Ellen Day Hale was born into a prominent New England family, and, like her younger brother Philip Hale, was encouraged to pursue the fine arts from an early age. Her first teacher was likely her aunt, the watercolorist Susan Hale, and in 1873 she attended William Rimmer’s artistic anatomy classes. Ellen Hale began training with Helen Knowlton and William Morris Hunt in 1874, and after the classes were handed over to Knowlton, she joined efforts and taught a few lessons. The two women became close companions, and in the late 1870s they took Hunt’s advice to travel abroad to further develop their education. The pair left in the early 1880s for a nine month trip to Europe, where Hale enrolled at the Académie Julian and worked in the atelier of Carolus Duran in France. Upon returning to Boston Hale taught art classes at the Marlborough Street School, while also completing portrait commissions.
Collection, Orlando, Florida
To private collection, Orlando, Florida, 2014 to present
(verso of board in blue) Portrait of / Mrs. Ira Davenport / New York 1893 December / by Ellen D. Hale

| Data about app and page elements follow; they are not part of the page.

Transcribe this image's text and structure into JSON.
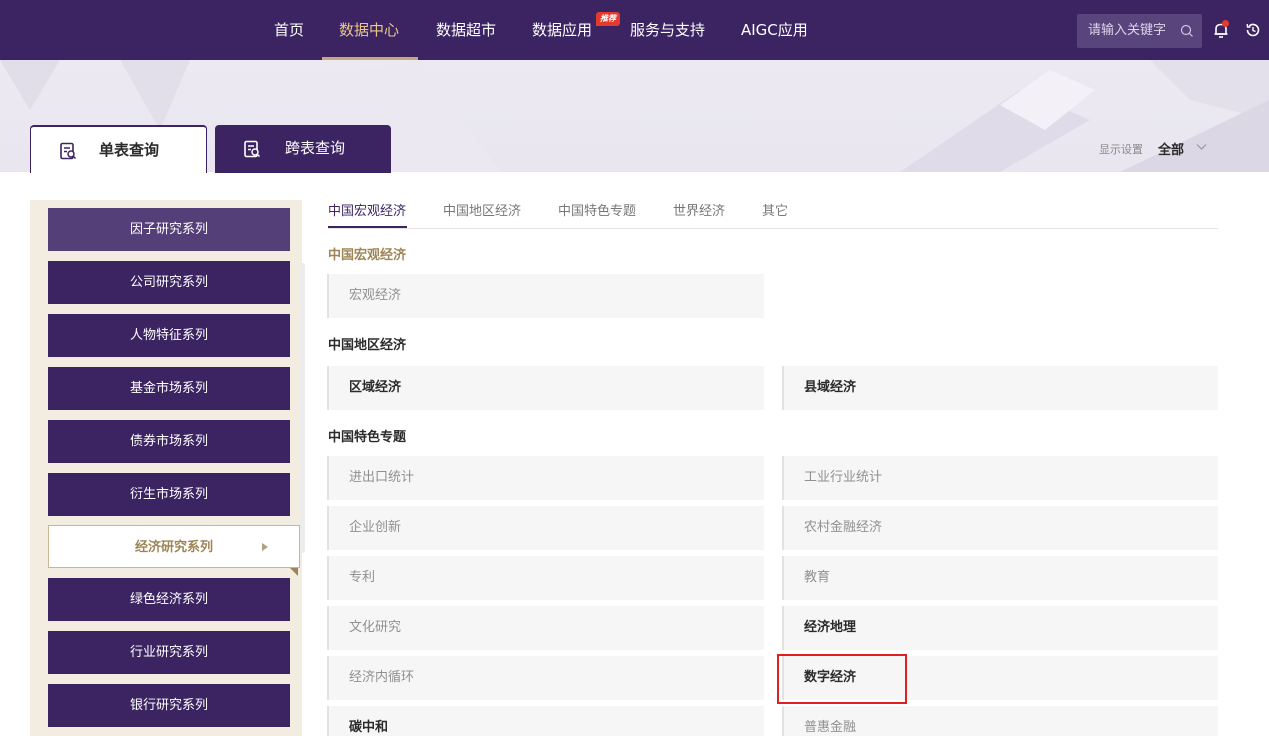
{
  "nav": {
    "items": [
      "首页",
      "数据中心",
      "数据超市",
      "数据应用",
      "服务与支持",
      "AIGC应用"
    ],
    "active_index": 1,
    "hot_badge": "推荐",
    "search_placeholder": "请输入关键字",
    "colors": {
      "bg": "#3c2463",
      "active": "#e8c88a",
      "badge": "#e23b2e"
    },
    "icons": [
      "search-icon",
      "bell-icon",
      "history-icon"
    ]
  },
  "query_tabs": {
    "single": "单表查询",
    "cross": "跨表查询",
    "display_setting_label": "显示设置",
    "display_setting_value": "全部"
  },
  "sidebar": {
    "items": [
      "因子研究系列",
      "公司研究系列",
      "人物特征系列",
      "基金市场系列",
      "债券市场系列",
      "衍生市场系列",
      "经济研究系列",
      "绿色经济系列",
      "行业研究系列",
      "银行研究系列"
    ],
    "active_index": 6
  },
  "content": {
    "tabs": [
      "中国宏观经济",
      "中国地区经济",
      "中国特色专题",
      "世界经济",
      "其它"
    ],
    "active_tab": 0,
    "sections": [
      {
        "title": "中国宏观经济",
        "items": [
          "宏观经济"
        ]
      },
      {
        "title": "中国地区经济",
        "items": [
          "区域经济",
          "县域经济"
        ]
      },
      {
        "title": "中国特色专题",
        "items": [
          "进出口统计",
          "工业行业统计",
          "企业创新",
          "农村金融经济",
          "专利",
          "教育",
          "文化研究",
          "经济地理",
          "经济内循环",
          "数字经济",
          "碳中和",
          "普惠金融"
        ]
      }
    ],
    "highlighted_item": "数字经济"
  }
}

Pastel board maker’s stamp on verso (P. L. Breveté, Paris, winner of Honorable Mention at the Exposition Universelle in 1855)